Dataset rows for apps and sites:
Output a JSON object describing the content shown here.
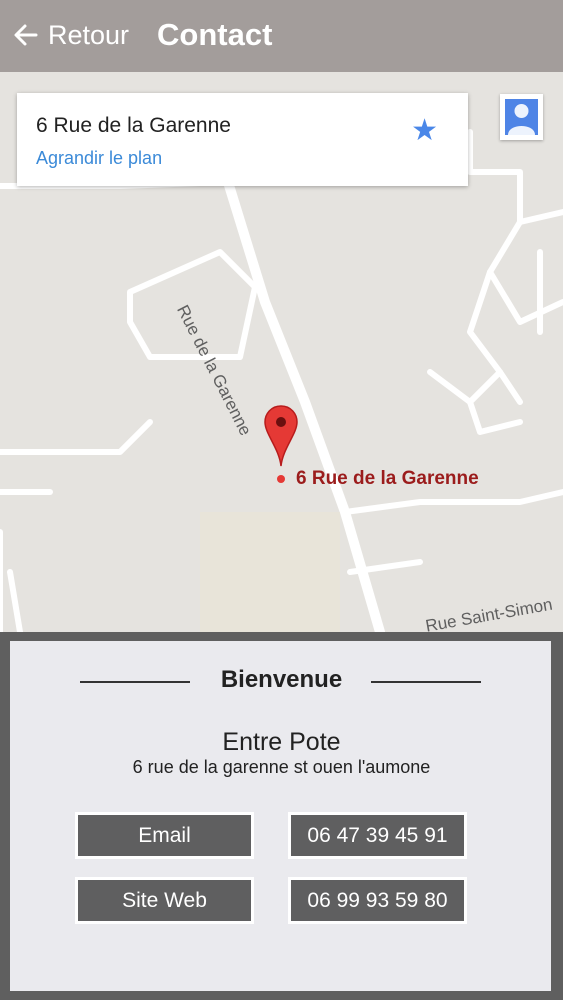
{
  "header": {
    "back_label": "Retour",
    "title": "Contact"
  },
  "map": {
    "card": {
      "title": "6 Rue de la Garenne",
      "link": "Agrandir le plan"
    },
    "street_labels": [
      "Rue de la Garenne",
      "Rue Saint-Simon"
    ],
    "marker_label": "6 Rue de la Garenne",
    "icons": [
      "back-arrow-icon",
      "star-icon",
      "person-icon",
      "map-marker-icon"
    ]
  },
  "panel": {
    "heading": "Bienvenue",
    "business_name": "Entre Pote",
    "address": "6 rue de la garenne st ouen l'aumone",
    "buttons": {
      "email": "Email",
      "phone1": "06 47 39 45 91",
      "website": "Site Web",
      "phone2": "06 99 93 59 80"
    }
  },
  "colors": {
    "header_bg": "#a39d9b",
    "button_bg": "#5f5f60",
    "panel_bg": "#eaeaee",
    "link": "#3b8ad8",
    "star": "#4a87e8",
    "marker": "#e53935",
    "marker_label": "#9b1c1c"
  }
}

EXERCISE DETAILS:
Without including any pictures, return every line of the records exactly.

OUTPUT:
Output a JSON object describing the content shown here.
{
  "header": {
    "back_label": "Retour",
    "title": "Contact"
  },
  "map": {
    "card": {
      "title": "6 Rue de la Garenne",
      "link": "Agrandir le plan"
    },
    "street_labels": [
      "Rue de la Garenne",
      "Rue Saint-Simon"
    ],
    "marker_label": "6 Rue de la Garenne",
    "icons": [
      "back-arrow-icon",
      "star-icon",
      "person-icon",
      "map-marker-icon"
    ]
  },
  "panel": {
    "heading": "Bienvenue",
    "business_name": "Entre Pote",
    "address": "6 rue de la garenne st ouen l'aumone",
    "buttons": {
      "email": "Email",
      "phone1": "06 47 39 45 91",
      "website": "Site Web",
      "phone2": "06 99 93 59 80"
    }
  },
  "colors": {
    "header_bg": "#a39d9b",
    "button_bg": "#5f5f60",
    "panel_bg": "#eaeaee",
    "link": "#3b8ad8",
    "star": "#4a87e8",
    "marker": "#e53935",
    "marker_label": "#9b1c1c"
  }
}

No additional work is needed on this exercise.